424. whiskey in the jar

“I saw Thin Lizzy more than once back in the day, theoretically at their peak. But maybe it was the drugs, because they never really hit. Solid hard rock for sure, but nothing transcendent, nothing that made you want to go back to Church or whatever. Nothing like what they delivered on Whiskey in the Jar, one of their very first singles (which I’d only hear many years later), the old Irish folk song given full soul and throttle, so it ends up feeling as rich, as tragic as time itself. Because it’s not the whiskey that does you in. It’s the woman that drove you to it. Or the man.” (Philip Random)

ThinLizzy-1972-live

Advertisements

482. big city

“The 12-inch single version of Big City is the one for me, Spacemen 3 locking things into extended and ethereal trance mode for many long and hypnotic minutes. A driving song, I figure, ideal for being alone in a great big city. Nothing to do but cruise your solitude, bright lights, lots of shadow.” (Philip Random)

Spacemen3-1991-promo

557. box of rain

“The Grateful Dead at their most American and beautiful. It says so on the album cover (if you look closely). It’s 1970 and the drugs aren’t so much wearing off in the land of the Dead as imposing a desire for something a little more grounded, relevant to the reality of things like gravity, the ground itself, the stuff we’re standing on (unless there’s concrete in the way). Anyway, Box Of Rain is just a beautiful song. Even my mom likes it. Don’t know what it’s about and I don’t really care. The sun is shining and the dark star has crashed. What more do you need?” (Philip Random)

GratefulDEAD-AmericanBeauty

578. who are the brain police?

It’s 1966 and it seems only Frank Zappa and his Mothers realize just how freaky and weird things are about to get, and Frank never even did drugs (beyond cigarettes and coffee). Nevertheless he could see them — the Brain Police. Or more to the point, he felt them, because you can’t see the brain police, can you? They’re within you, hiding behind your devices of oracular perception. Recording things. Seriously, they are there, implanted at birth.

Zappa-Mothers-1966

579. when tomorrow hits

By the time When Tomorrow Hits hit, Spacemen 3 had already broken up for all the regular reasons that drug addled, pioneering psychedelic outfits break up, and then some. A cover of a Mudhoney original, it was supposed to be part of a double-A split single which would also feature Mudhoney’s version of Spacemen 3’s Revolution, but for whatever hazy reason, that didn’t happen.
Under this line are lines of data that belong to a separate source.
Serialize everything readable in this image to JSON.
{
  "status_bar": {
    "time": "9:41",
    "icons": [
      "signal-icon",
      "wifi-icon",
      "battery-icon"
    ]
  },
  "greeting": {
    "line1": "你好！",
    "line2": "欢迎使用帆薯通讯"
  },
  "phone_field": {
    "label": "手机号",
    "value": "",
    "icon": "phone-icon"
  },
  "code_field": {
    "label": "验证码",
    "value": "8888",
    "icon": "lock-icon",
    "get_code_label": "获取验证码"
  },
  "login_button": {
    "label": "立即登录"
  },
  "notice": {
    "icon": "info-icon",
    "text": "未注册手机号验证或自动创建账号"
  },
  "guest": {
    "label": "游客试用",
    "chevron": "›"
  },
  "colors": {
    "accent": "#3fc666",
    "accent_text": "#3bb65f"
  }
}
What does happen is Spacemen 3’s equal parts smoother and sharper take on When Tomorrow Hits, particularly that part toward the end, when it hits!

Spacemen3-1991

633. hot burrito #2

“Second of two in a row from Gilded Palace of Sin, the Flying Burrito Brothers’ debut masterpiece of countrified rock. Because you can’t really hear one Burrito without the other, both apparently concerning the same girl, the same tormented relationship, which of course only makes the country stylings more relevant. Or as Motron puts it, ‘the country stuff set the drugged out hippie rock stars free to mix whiskey and heroin and broken hearts – a terrible way to live, but it sure made for some kickass and essential music.” (Philip Random)

FlyingBurritoBros-1969-02

843. Walkin’ with Jesus

“In which the Spacemen 3 sing the somnambulant praises of being so f***ing high, you may as well be hanging with God’s own son. Found on their first album and a bunch of other places, it’s rumoured to be completely concerned with heroin. But don’t be fooled, kids. Heroin’s a liar. Ain’t no heaven on earth.” (Philip Random)

spacemen3-1987

905. waterfall + don’t stop

Two Stone Roses tracks presented as one because they really are – just played in different directions. Or as some genius put it at the time, “You know the drugs are good when songs are changing direction and you don’t really notice.” And the drugs were very good in Manchester at the time of that first (and only really) Stone Roses album.

stoneroses-1989

1002. spaced cowboy

You didn’t get to hear much of Sly and Family Stone’s There’s A Riot Goin’ On when the album was new in 1971-72, certainly not if you were stuck out in suburbia.  But what little you did hear was enough to make it clear: the 1960s were over, with only crushed and dying flowers left in their wake. A darker, meaner time was on us, even if many were still pursuing deep and personal extraterrestrial explorations.

slyStone-spaced